However, the realities of the Amazon rainforest proved far more challenging than Ford’s grand vision. The climate was harsh, disease was rampant, and the rubber trees imported from Southeast Asia struggled to thrive in their new environment. The workers, mostly local Brazilians, were not accustomed to Ford’s strict American lifestyle, and labor disputes were frequent. Malaria and other diseases took a heavy toll on the population, and the loss of rubber trees further jeopardized the project’s viability. The community, which had been envisioned as a model of efficiency and order, was fraught with problems, including cultural clashes, poor working conditions, and discontent among the workers. In 1945, after nearly two decades of struggle, Ford Motor Company eventually sold Fordlândia to the Brazilian government. The grand experiment was over.

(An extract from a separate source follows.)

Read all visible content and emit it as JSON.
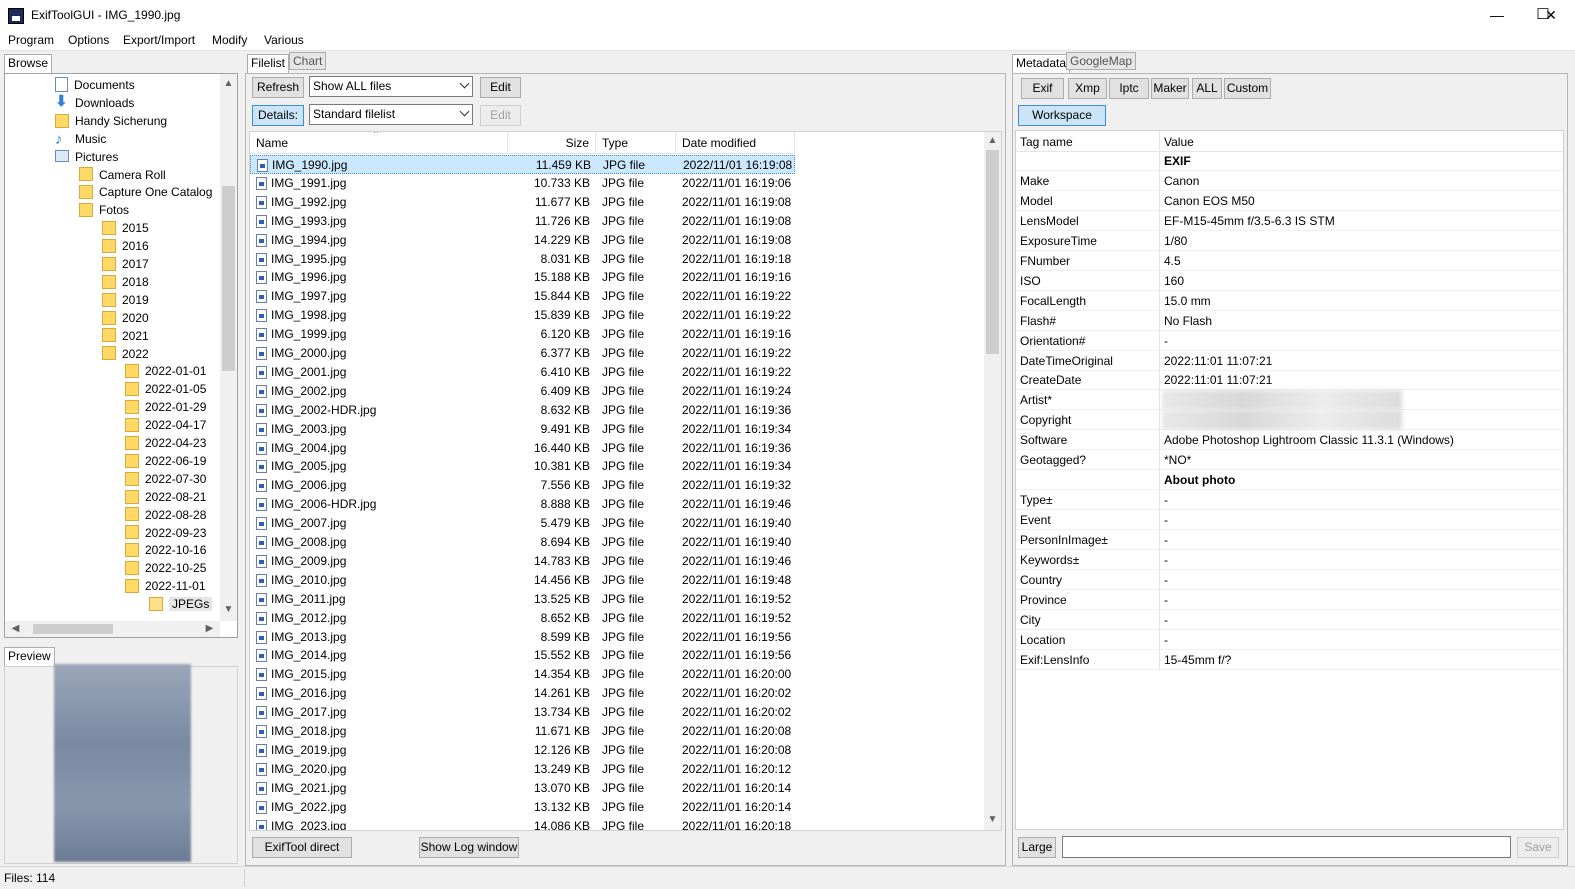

Today, Fordlândia stands as a haunting ghost town, with the crumbling remnants of its once grand American-style buildings being slowly reclaimed by the relentless Amazon jungle. The once-imposing golf course has been overgrown, and the rusting hulks of abandoned machinery and vehicles serve as eerie reminders of a dream gone awry. While the Fordlândia experiment was ultimately a failure, it serves as a unique historical relic, reflecting the intersection of industrial ambition, colonialism, and the indomitable power of the Amazon rainforest. It’s also a cautionary tale about the limits of human intervention in the natural world and the importance of understanding and respecting the ecosystems we seek to harness.
Fordlândia, Brazil, represents a fascinating yet sobering chapter in the history of industrial ventures. It’s a place where dreams of utopian communities and self-sustaining industrial empires collided with the realities of the Amazon rainforest. While Fordlândia may have succumbed to the forces of nature and human error, it endures as a symbol of ambition, perseverance, and the intricate dance between humans and their environment.